By the way, did I mention you can download the entire source code of .NET Core from Github? Not only the Runtime, but also the ASP.NET Core framework? I downloaded both of them, which comes to about a gig and a half, but is definitely worth it. I enjoy reading code from other developers, and it's great to read code written by framework designers themselves. Not only am I learning how to write idiomatic C#, but also best practices and patterns for writing good, solid code. What more could a .NET developer could ask?

“The life so short, the craft so long to learn.”

- Hippocrates

Base64 Encoding

Jan 14 2020
While programming, it's easy to get by with a superficial understanding of lot of things and fooling yourself by thinking that you are programming when you are blindly copy+pasting Stack Overflow answers and/or using the framework libraries.

I am guilty of this, too. There are many times during the day when I will come across a new concept when programming, that's what makes programming fun. At these moments, the temptation is to just use that nice framework method to get the job done, or just copy the answer from a Stack Overflow question. But that robs you from using a better implementation or discovering bugs, if there are any, from that SO answer. It also doesn't build your understanding of that concept. Next time you run into similar problem, you have to repeat the process.

Base64 encoding was one of these topics that was bugging me for a while. I often came across Base64 data, such as Base64 encoded image, or URL, and had no idea whatsoever that meant, or why it was even used. Finally, I decided to do some research to fill that knowledge gap. Here's a brief summary of what/why/how of Base64 encoding.

Basically, Base64 encoding takes binary data and converts it into text, specifically ASCII text. The resulting text contains only letters from A-Z, a-z, numbers from 0-9, and the symbols '+' and '/'. As there are 26 letters in the alphabet, we have 26 + 26 + 10 + 2 = 64 characters, hence the name Base64.   

As there are only 64 characters available to encode into, we can represent them using only 6 bits, because 2^6 = 64. Every Base64 digit represents 6 bits of data. Now, there are 8 bits in a byte, and the closest common multiple of 8 and 6 is 24. So 24 bits, or 3 bytes can be represented using 4 6-bit Base64 digits. For example, the text
My name is Akshay
can be encoded as a Base64 string 
TXkgbmFtZSBpcyBBa3NoYXk=
The next question is why do we do this encoding. The most obvious use case is when we have to transmit some binary data over the network that's supposed to handle text.
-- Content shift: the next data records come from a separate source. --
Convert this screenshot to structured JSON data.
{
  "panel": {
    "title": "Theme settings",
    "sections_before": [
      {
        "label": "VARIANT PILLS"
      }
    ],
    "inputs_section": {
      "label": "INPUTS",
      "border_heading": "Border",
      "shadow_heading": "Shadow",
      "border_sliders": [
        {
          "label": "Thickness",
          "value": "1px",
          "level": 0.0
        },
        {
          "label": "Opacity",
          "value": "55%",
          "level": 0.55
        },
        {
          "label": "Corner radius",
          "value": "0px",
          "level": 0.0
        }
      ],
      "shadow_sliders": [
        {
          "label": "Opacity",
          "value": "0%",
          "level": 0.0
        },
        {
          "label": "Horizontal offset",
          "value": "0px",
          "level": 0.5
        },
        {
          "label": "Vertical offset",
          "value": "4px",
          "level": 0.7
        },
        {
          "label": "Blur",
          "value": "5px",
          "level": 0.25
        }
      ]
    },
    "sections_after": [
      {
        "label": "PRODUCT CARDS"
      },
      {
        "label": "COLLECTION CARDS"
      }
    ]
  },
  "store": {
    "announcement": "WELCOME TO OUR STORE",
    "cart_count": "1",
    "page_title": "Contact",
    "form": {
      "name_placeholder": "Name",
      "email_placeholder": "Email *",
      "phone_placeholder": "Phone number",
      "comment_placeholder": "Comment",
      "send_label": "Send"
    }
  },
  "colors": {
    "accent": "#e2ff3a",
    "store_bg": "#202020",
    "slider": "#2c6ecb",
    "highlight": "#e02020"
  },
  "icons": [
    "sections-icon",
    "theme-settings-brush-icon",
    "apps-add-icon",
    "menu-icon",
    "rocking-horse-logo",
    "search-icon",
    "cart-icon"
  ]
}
Base64 can also be used for passing data in URLs when that data includes non-url friendly characters.

That is all well and good, but how do you actually convert data to Base64? Here's a simple algorithm that converts some text into Base64:
  1. Convert the text to its binary representation. 
  2. Divide the bits into groups of 6 bits each.
  3. Convert each group to a decimal number from 0-63. It cannot be greater than 64 as there are only 6 bits in each group. 
  4. Convert this decimal number to the equivalent Base64 character using the Base 64 alphabet. 
That's it. You have a Base64 encoded string. If there're insufficient bits in the final group, you can use '=' or '==' as padding. 

Here's an example that converts my name "Akshay" to its Base64 equivalent string. 

  • Convert "Akshay" to binary, which looks like:
01000001 01101011 01110011 01101000 01100001 01111001
  • Divide the bits into groups of 6 bits in a group, instead of of 8 bits
010000 010110 101101 110011 011010 000110 000101 111001
  • Convert each group to a decimal number
16 22 45 51 26 6 5 57
  • Now use the above Base 64 alphabet to convert each group to its Base 64 representation
QWtzaGF5
Here is a program in C# that takes some text as input and converts it into Base-64 encoded string.
public static string ToBase64(string value)
{
    byte[] bytes = Encoding.ASCII.GetBytes(value);

    string base64 = Convert.ToBase64String(bytes);

    return base64;
}
For more information, see the RFC for Base64 which describes the encoding in detail. Also, next time you meet me, don't hesitate to call me "QWtzaGF5", instead of Akshay :)